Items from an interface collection
= = = = = = =

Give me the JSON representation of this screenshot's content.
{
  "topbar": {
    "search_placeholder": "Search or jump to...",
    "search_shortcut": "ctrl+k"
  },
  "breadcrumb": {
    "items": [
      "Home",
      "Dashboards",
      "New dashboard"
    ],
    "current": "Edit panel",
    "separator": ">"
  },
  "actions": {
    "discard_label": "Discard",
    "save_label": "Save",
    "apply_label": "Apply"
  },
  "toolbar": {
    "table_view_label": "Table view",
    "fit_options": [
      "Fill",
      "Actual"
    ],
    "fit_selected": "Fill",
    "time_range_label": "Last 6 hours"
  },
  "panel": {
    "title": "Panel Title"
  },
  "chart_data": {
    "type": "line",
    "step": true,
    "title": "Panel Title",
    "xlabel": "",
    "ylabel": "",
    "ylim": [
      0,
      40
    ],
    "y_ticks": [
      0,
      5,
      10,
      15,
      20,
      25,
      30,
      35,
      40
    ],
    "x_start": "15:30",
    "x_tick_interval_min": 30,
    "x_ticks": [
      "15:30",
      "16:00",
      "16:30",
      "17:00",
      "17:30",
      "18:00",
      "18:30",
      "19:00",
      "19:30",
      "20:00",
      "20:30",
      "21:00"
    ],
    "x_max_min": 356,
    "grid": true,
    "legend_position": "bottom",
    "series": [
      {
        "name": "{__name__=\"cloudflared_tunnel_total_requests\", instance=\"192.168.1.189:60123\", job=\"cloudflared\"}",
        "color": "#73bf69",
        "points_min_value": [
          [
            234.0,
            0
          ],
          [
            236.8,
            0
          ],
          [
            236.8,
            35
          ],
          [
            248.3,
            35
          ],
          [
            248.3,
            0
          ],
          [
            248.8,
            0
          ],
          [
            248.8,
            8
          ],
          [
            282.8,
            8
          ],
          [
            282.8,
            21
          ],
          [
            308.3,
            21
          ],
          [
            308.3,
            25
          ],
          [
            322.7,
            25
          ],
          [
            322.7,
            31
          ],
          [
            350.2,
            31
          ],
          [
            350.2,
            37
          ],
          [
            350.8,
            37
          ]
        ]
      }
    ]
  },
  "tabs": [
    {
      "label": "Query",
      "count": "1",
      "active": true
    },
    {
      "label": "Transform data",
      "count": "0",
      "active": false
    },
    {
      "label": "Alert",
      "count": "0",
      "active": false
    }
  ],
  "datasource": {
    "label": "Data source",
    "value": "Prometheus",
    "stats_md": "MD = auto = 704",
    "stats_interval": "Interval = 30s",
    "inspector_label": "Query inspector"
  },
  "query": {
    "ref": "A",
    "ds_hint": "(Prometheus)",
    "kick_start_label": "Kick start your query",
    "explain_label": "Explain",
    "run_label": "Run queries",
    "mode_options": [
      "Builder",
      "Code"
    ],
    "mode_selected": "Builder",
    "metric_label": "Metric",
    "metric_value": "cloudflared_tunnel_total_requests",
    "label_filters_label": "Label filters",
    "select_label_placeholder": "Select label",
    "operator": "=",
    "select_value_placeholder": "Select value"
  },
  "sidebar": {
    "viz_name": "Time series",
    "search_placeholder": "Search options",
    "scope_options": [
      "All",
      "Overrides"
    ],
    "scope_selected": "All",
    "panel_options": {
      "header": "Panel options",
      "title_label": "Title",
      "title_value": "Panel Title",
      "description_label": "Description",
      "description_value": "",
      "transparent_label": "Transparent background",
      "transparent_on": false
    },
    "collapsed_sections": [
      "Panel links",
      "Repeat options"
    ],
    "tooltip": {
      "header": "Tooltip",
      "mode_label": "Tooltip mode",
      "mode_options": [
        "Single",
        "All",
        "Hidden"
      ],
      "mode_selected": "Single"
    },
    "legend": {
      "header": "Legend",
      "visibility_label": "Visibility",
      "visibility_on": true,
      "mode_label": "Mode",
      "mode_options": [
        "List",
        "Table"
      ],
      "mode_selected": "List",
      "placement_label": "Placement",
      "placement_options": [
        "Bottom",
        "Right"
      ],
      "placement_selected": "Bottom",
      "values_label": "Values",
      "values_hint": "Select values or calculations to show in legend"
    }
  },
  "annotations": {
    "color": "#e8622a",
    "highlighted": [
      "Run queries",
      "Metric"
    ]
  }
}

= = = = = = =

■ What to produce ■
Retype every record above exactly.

■ Problem solution ■
Give me the JSON representation of this screenshot's content.
{
  "topbar": {
    "search_placeholder": "Search or jump to...",
    "search_shortcut": "ctrl+k"
  },
  "breadcrumb": {
    "items": [
      "Home",
      "Dashboards",
      "New dashboard"
    ],
    "current": "Edit panel",
    "separator": ">"
  },
  "actions": {
    "discard_label": "Discard",
    "save_label": "Save",
    "apply_label": "Apply"
  },
  "toolbar": {
    "table_view_label": "Table view",
    "fit_options": [
      "Fill",
      "Actual"
    ],
    "fit_selected": "Fill",
    "time_range_label": "Last 6 hours"
  },
  "panel": {
    "title": "Panel Title"
  },
  "chart_data": {
    "type": "line",
    "step": true,
    "title": "Panel Title",
    "xlabel": "",
    "ylabel": "",
    "ylim": [
      0,
      40
    ],
    "y_ticks": [
      0,
      5,
      10,
      15,
      20,
      25,
      30,
      35,
      40
    ],
    "x_start": "15:30",
    "x_tick_interval_min": 30,
    "x_ticks": [
      "15:30",
      "16:00",
      "16:30",
      "17:00",
      "17:30",
      "18:00",
      "18:30",
      "19:00",
      "19:30",
      "20:00",
      "20:30",
      "21:00"
    ],
    "x_max_min": 356,
    "grid": true,
    "legend_position": "bottom",
    "series": [
      {
        "name": "{__name__=\"cloudflared_tunnel_total_requests\", instance=\"192.168.1.189:60123\", job=\"cloudflared\"}",
        "color": "#73bf69",
        "points_min_value": [
          [
            234.0,
            0
          ],
          [
            236.8,
            0
          ],
          [
            236.8,
            35
          ],
          [
            248.3,
            35
          ],
          [
            248.3,
            0
          ],
          [
            248.8,
            0
          ],
          [
            248.8,
            8
          ],
          [
            282.8,
            8
          ],
          [
            282.8,
            21
          ],
          [
            308.3,
            21
          ],
          [
            308.3,
            25
          ],
          [
            322.7,
            25
          ],
          [
            322.7,
            31
          ],
          [
            350.2,
            31
          ],
          [
            350.2,
            37
          ],
          [
            350.8,
            37
          ]
        ]
      }
    ]
  },
  "tabs": [
    {
      "label": "Query",
      "count": "1",
      "active": true
    },
    {
      "label": "Transform data",
      "count": "0",
      "active": false
    },
    {
      "label": "Alert",
      "count": "0",
      "active": false
    }
  ],
  "datasource": {
    "label": "Data source",
    "value": "Prometheus",
    "stats_md": "MD = auto = 704",
    "stats_interval": "Interval = 30s",
    "inspector_label": "Query inspector"
  },
  "query": {
    "ref": "A",
    "ds_hint": "(Prometheus)",
    "kick_start_label": "Kick start your query",
    "explain_label": "Explain",
    "run_label": "Run queries",
    "mode_options": [
      "Builder",
      "Code"
    ],
    "mode_selected": "Builder",
    "metric_label": "Metric",
    "metric_value": "cloudflared_tunnel_total_requests",
    "label_filters_label": "Label filters",
    "select_label_placeholder": "Select label",
    "operator": "=",
    "select_value_placeholder": "Select value"
  },
  "sidebar": {
    "viz_name": "Time series",
    "search_placeholder": "Search options",
    "scope_options": [
      "All",
      "Overrides"
    ],
    "scope_selected": "All",
    "panel_options": {
      "header": "Panel options",
      "title_label": "Title",
      "title_value": "Panel Title",
      "description_label": "Description",
      "description_value": "",
      "transparent_label": "Transparent background",
      "transparent_on": false
    },
    "collapsed_sections": [
      "Panel links",
      "Repeat options"
    ],
    "tooltip": {
      "header": "Tooltip",
      "mode_label": "Tooltip mode",
      "mode_options": [
        "Single",
        "All",
        "Hidden"
      ],
      "mode_selected": "Single"
    },
    "legend": {
      "header": "Legend",
      "visibility_label": "Visibility",
      "visibility_on": true,
      "mode_label": "Mode",
      "mode_options": [
        "List",
        "Table"
      ],
      "mode_selected": "List",
      "placement_label": "Placement",
      "placement_options": [
        "Bottom",
        "Right"
      ],
      "placement_selected": "Bottom",
      "values_label": "Values",
      "values_hint": "Select values or calculations to show in legend"
    }
  },
  "annotations": {
    "color": "#e8622a",
    "highlighted": [
      "Run queries",
      "Metric"
    ]
  }
}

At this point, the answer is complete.